Canadians heartbroken as retailer Army & Navy announces it's closing after 101 years

A beloved discount department store chain is the latest high-profile retailer to close in Canada on account of financial challenges presented during the ongoing coronavirus pandemic — this one, after more than a century in business.

Army & Navy was founded in Vancouver 101 years ago as liquidation stock outlet for bankrupt or closing stores, as well as low-priced WWI surplus goods.

The family-owned business expanded just one year after launching on West Hastings Street in 1919 to open a second store in Regina, Saskatchewan. When the pandemic hit earlier this year, Arm & Navy had five stores across Alberta, Saskatchewan and B.C.

The company's owner and CEO Jacqui Cohen announced on Saturday that her team had made the difficult decision to close all of their stores permanently due to the "insurmountable" economic challenges of COVID-19.

All five of Army & Navy's stores are now closed permanently and 205 workers who had been laid off temporarily in March have lost their jobs for good.

"Army & Navy stood alongside Canadians for the country's highs and lows, but the economic impact of this global pandemic is beyond anything we have experienced," said Cohen, whose grandfather Samuel Joseph Cohen founded the company.

"I am full of gratitude for our staff and their years of service, our suppliers with whom we forged decades-long relationships, and of course our loyal customers who were at the heart of our business." 

Longtime customers of the unique retail chain were crushed to learn that Army & Navy — the first discount department store in all of Canada — would be no more.

"A discount retailer closing will bring challenges to the communities that rely on it," wrote one on Twitter. "My mom bought us our first Star Wars action figures at an Army & Navy in the earliest 80's."

"Saturdays at the A&N were the norm for us in the 60s & 70s," wrote someone else. "Bought some of my grooviest things there. Best shoe sales.
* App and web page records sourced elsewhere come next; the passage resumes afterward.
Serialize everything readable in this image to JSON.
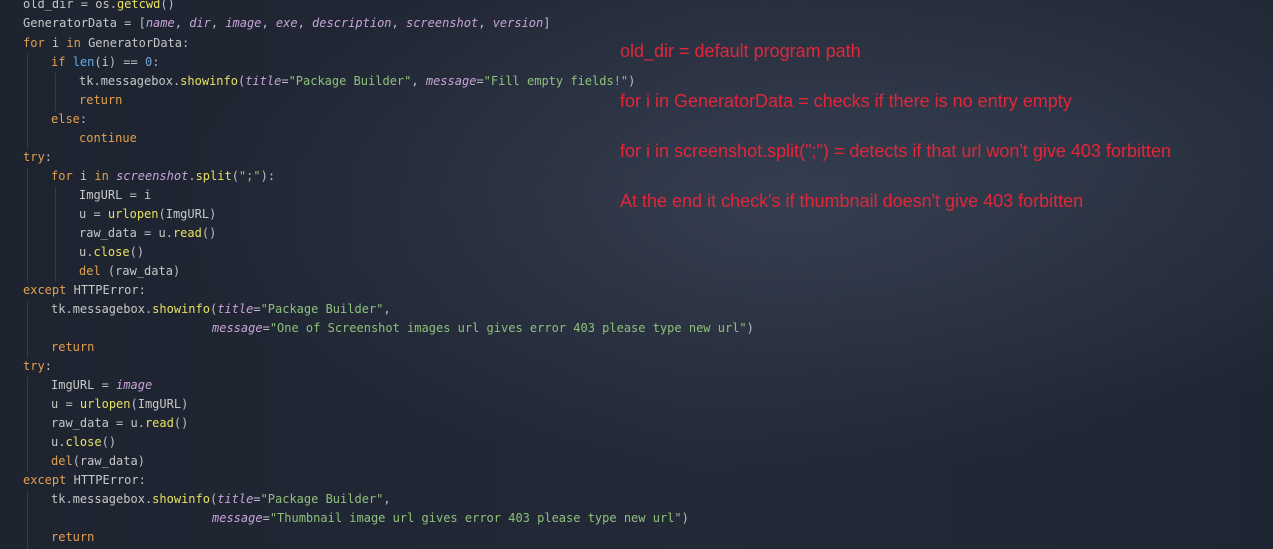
{
  "code": {
    "lines": [
      "old_dir = os.getcwd()",
      "GeneratorData = [name, dir, image, exe, description, screenshot, version]",
      "for i in GeneratorData:",
      "if len(i) == 0:",
      "tk.messagebox.showinfo(title=\"Package Builder\", message=\"Fill empty fields!\")",
      "return",
      "else:",
      "continue",
      "try:",
      "for i in screenshot.split(\";\"):",
      "ImgURL = i",
      "u = urlopen(ImgURL)",
      "raw_data = u.read()",
      "u.close()",
      "del (raw_data)",
      "except HTTPError:",
      "tk.messagebox.showinfo(title=\"Package Builder\",",
      "message=\"One of Screenshot images url gives error 403 please type new url\")",
      "return",
      "try:",
      "ImgURL = image",
      "u = urlopen(ImgURL)",
      "raw_data = u.read()",
      "u.close()",
      "del(raw_data)",
      "except HTTPError:",
      "tk.messagebox.showinfo(title=\"Package Builder\",",
      "message=\"Thumbnail image url gives error 403 please type new url\")",
      "return"
    ]
  },
  "annotations": [
    "old_dir = default program path",
    "for i in GeneratorData = checks if there is no entry empty",
    "for i in screenshot.split(\";\") = detects if that url won't give 403 forbitten",
    "At the end it check's if thumbnail doesn't give 403 forbitten"
  ],
  "colors": {
    "background": "#1f2430",
    "annotation": "#e2263a",
    "keyword": "#e2a04f",
    "string": "#8ec07c",
    "call": "#61b1ef"
  }
}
Then a wander up to that underground diner across from the Cenotaph..."

As for what comes next, Cohen says she'll be doing whatever it takes to help her laid off employees, some of whom had been with the company for decades before its unexpected closure.

"I am spending the weeks ahead ensuring the women and men who have worked for Army & Navy have our support," said the CEO.

"I will then be focusing on the philanthropic work of Face the World, an organization I created 30 years ago to support our city's most vulnerable, and most importantly, my family, which has recently grown by one."

Army & Navy will forever be remembered for its low prices, huge product selection and the interesting characters known to frequent its flagship Vancouver store.

Lead photo by

gstraightstyle


Join the conversation Load comments

Latest in News

COVID internment camps in Canada don't exist despite what you might have heard

Canada won't be having a snap election this fall

Someone is setting fire to toilet paper at Walmart stores in Canada

Trudeau suggests Easter-style candy hunt instead of trick-or-treating for Halloween

Garbage truck full of weed caught trying to sneak over Canada-U.S. border

A rare white blue jay was spotted in Canada

Redneck dance cubes removed from Saskatoon bar after COVID-19 infections

Landlord in Canada told they can't evict tenants for making critical posts on social media